If combinations were difficult to finalise before the nearly three-month long tour of Ireland and England started, it’s only become tougher two weeks before the opening Test.
The Indian selectors have decided to announce the squad at the last possible moment, either on Sunday or Monday, as they wanted to see if anyone impressed or disappointed enough to warrant a change of plans during the limited-overs clashes with England so far. Let’s not forget there is the India A team as well that has played alongside their senior team in one-day and four-day matches.
Having said that, there were a few certainties when it came to the hierarchy in team. In typically English weather, most pack their team with seamers and have one quality spinner in the side for the second innings.
Exactly. I can't believe the number of ex-cricketers and commentators who are talking about picking Kuldeep *ahead of* Ashwin and Jadeja. Graeme Swann has been especially annoying. It's almost like 94 Tests and 487 wickets from two guys who are 31 and 29 are suddenly irrelevant.— Karthik Krishnaswamy (@the_kk) July 14, 2018
But this time two factors have changed their conversation in the Indian set-up. Firstly, an uncharacteristically dry spell has meant pitches in England this time of the year are particularly dry with groundsmen struggling to provide adequate swing and bounce.
If the situation persists, the whole one-spinner, rest seamers formula can be revisited by the Indian management.
The second factor that has become the elephant in the room is left-arm wrist spinner Kuldeep Yadav. England have failed to pick the 23-year-old, it’s as simple as that. Also, a majority of his dismissals have been of the Test variety – beaten in the air and stumped, bowled or lbw neck and crop.
Also, captain Virat Kohli has stated that both Kuldeep and leg-spinner Yuzvendra Chahal can be selected for the Test series. Which is not the best idea because playing spinners in white ball cricket, when batsmen don’t have the option of playing out one spell after the other, and facing them in Tests where patience and consistency are key are two different ball games.
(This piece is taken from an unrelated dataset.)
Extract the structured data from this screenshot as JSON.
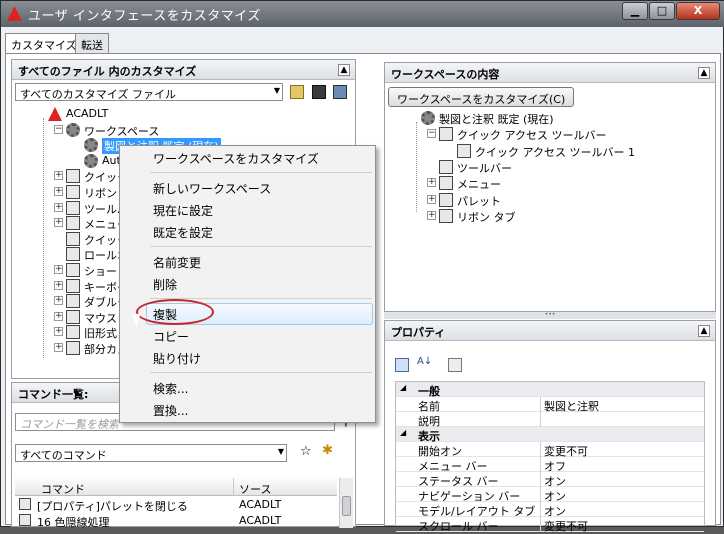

But hey, this is Kohli’s India and anything is possible. At the beginning of the year, the Indians had inducted white ball specialist Jasprit Bumrah in the Test team for the South Africa series after being impressed with the way he bowled in the nets.
So, there is every chance Kuldeep and/or Chahal will get selected. If that happens, what happens to Ravi Ashwin and more importantly Ravindra Jadeja? These two spinners have been instrumental in helping India remain as the No.1 Test team in the world. And while they haven’t won Test series in major nations outside the subcontinent, 319 wickets for Ashwin and Jadeja’s 171 scalps can’t be simply brushed aside.
Having said that, if India decide to go with two spinners, Jadeja is most likely to miss out as Kuldeep has to be in the playing XI going by the tone of Kohli’s statement. If the Indians go with one spinner in the eleven, then does the record breaking 300-wicket taker Ashwin – who also has four Test tons – miss out?
Kohli has never gone in with the same playing XI in successive Test matches. While some decisions have been forced upon him due to injuries, others have been his call. So expect the Indian management to select one or both of Kuldeep and Chahal for the Test series and also the spin hierarchy of Indian cricket to get shuffled this English summer.